This notice announces the opportunity to apply for funding under the Health Resources and Services Administration (HRSA) Rural Residency Planning and Development (RRPD) Program. The purpose of this grant program is to improve health care in rural areas by supporting the development of new, accredited, and sustainable rural residency programs in family medicine, internal medicine, preventive medicine1, psychiatry, general surgery, and obstetrics and gynecology, to address the physician workforce shortages and challenges faced by rural communities.

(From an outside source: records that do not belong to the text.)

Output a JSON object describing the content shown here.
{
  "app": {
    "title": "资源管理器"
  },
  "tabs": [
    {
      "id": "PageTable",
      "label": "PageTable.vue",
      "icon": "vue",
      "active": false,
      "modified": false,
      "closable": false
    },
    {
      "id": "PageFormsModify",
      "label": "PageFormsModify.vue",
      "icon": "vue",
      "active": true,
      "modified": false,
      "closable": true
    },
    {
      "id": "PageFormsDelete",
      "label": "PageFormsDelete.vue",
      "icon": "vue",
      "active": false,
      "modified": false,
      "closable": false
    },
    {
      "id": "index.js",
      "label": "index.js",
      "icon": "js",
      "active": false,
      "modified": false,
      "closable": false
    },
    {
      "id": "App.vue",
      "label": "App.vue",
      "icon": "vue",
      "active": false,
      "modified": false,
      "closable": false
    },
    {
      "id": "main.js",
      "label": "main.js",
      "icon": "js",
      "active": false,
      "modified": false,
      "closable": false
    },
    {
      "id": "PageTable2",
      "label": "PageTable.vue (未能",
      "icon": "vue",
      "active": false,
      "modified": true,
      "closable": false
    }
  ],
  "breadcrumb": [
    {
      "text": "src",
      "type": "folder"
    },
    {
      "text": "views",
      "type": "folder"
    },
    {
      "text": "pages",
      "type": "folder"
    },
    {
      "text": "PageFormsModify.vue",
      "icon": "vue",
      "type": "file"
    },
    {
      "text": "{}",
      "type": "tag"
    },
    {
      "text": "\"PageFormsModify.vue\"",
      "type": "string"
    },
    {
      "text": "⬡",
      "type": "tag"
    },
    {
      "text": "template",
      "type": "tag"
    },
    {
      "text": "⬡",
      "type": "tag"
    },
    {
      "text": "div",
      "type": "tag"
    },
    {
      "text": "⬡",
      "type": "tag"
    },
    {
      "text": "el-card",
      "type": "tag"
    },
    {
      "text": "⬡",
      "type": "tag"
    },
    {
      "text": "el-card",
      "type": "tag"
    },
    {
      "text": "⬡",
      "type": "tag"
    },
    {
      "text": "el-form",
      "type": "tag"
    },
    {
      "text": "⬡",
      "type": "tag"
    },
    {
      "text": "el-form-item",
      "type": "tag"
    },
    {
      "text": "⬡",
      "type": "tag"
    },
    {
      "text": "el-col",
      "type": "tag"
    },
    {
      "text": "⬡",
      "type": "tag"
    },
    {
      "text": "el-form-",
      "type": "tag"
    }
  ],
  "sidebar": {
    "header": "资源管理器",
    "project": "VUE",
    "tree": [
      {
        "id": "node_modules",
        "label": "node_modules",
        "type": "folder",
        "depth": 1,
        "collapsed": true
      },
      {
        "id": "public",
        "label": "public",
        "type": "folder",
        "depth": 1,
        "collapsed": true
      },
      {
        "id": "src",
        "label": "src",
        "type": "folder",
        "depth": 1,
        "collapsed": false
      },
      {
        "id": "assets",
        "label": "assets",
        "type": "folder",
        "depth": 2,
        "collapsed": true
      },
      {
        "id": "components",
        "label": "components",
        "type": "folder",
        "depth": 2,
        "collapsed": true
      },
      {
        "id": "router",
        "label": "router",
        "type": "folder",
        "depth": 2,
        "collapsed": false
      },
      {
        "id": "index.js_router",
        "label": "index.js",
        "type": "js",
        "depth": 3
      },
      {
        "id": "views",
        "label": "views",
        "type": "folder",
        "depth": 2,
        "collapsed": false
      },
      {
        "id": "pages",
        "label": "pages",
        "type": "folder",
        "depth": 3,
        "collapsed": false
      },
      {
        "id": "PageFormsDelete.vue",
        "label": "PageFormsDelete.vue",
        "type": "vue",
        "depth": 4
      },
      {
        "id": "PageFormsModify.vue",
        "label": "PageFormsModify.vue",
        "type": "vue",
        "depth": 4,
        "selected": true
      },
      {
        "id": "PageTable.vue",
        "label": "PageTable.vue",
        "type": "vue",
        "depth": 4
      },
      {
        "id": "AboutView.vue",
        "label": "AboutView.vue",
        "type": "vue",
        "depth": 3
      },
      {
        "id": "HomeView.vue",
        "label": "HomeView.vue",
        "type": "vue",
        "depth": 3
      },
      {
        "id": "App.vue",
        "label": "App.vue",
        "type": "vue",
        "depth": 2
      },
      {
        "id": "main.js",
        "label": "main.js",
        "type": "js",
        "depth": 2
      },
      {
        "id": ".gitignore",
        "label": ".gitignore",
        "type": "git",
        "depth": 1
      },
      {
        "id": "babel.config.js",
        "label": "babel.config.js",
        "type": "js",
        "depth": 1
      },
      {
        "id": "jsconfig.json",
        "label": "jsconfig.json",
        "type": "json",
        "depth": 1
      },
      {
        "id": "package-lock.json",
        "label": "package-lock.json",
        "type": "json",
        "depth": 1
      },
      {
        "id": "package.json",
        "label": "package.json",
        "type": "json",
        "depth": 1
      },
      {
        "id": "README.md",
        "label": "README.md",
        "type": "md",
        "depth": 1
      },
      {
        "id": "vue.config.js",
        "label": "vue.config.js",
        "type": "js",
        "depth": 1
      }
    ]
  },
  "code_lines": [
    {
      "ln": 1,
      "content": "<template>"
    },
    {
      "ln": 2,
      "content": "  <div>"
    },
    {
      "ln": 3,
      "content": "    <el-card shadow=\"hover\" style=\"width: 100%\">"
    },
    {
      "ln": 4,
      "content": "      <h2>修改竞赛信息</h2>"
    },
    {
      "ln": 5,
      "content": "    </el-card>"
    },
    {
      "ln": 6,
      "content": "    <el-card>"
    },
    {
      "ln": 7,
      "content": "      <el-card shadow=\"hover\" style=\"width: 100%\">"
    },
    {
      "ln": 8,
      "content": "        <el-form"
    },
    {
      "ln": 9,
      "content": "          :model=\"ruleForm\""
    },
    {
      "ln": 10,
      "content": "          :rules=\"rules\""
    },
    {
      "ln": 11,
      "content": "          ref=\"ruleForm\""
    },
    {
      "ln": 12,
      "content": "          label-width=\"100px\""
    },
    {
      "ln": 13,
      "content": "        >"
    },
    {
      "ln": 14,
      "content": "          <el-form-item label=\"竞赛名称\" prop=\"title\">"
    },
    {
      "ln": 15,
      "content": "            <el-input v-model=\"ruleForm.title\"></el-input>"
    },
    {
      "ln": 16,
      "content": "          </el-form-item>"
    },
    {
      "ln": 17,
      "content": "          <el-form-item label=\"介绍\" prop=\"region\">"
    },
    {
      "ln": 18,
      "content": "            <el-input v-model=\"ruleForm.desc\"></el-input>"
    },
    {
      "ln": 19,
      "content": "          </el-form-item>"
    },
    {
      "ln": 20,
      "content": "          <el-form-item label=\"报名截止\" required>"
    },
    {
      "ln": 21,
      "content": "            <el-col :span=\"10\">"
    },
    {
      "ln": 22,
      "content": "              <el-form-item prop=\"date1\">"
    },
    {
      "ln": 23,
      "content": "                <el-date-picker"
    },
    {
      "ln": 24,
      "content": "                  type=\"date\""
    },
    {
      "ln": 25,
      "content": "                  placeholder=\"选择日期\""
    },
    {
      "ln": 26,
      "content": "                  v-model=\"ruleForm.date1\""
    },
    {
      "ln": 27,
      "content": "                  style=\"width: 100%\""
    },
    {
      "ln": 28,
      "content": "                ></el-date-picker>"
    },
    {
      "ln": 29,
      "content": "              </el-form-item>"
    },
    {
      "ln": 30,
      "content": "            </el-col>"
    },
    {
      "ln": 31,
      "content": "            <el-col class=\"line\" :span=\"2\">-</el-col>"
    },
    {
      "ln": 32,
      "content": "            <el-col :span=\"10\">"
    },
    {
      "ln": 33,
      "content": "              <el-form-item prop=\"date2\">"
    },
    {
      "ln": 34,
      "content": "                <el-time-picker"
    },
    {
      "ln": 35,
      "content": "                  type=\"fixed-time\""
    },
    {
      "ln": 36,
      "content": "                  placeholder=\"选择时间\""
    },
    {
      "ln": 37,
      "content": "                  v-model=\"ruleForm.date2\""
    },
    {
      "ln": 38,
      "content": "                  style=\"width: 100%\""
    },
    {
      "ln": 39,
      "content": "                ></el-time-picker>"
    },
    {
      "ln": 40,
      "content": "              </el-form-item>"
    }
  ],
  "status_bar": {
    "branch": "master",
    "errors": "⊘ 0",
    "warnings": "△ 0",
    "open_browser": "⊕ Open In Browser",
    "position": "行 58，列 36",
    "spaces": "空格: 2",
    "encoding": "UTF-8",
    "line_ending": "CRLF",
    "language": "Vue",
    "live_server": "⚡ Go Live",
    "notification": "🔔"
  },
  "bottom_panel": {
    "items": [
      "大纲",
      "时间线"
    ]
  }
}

This program provides start-up funding to RRPD award recipients to create new rural residency programs that will ultimately be sustainable long-term through viable and stable funding mechanisms, such as, Medicare, Medicaid, and other public or private funding sources.
For the purposes of this notice of funding opportunity, rural residencies are accredited allopathic and osteopathic physician residency programs that primarily train residents in rural training sites for greater than 50 percent of their total time in residency, and focus on producing physicians who will practice in rural communities. Rural residencies may be entirely rurally located or integrated within a larger, often urban residency program, also known as a rural training track (RTT). One common model is the 1-2 RTT format, where the first year of training occurs in an urban hospital or academic medical center, and the final two years in a rural health facility.
This program aims to expand the number of physician training opportunities in rural settings and subsequently increase the number of physicians choosing to practice in rural areas. As such, RRPD funding will only support the development of new rural residency programs or RTTs and applications from existing programs will not be considered.
Eligible entities are domestic public or private non-profit entities, including faith-based and community-based organizations, tribes, and tribal organizations. Specifically, these organizations may include, but are not limited to:
1) rural hospitals;
2) rural community-based ambulatory patient care centers, including rural health clinics;
3) health centers operated by a tribe or tribal organization, or an urban Indian organization;
4) graduate medical education consortiums, including schools of allopathic medicine or osteopathic medicine; and
5) faith-based and community-based organizations.
Sheena Johnson, MPH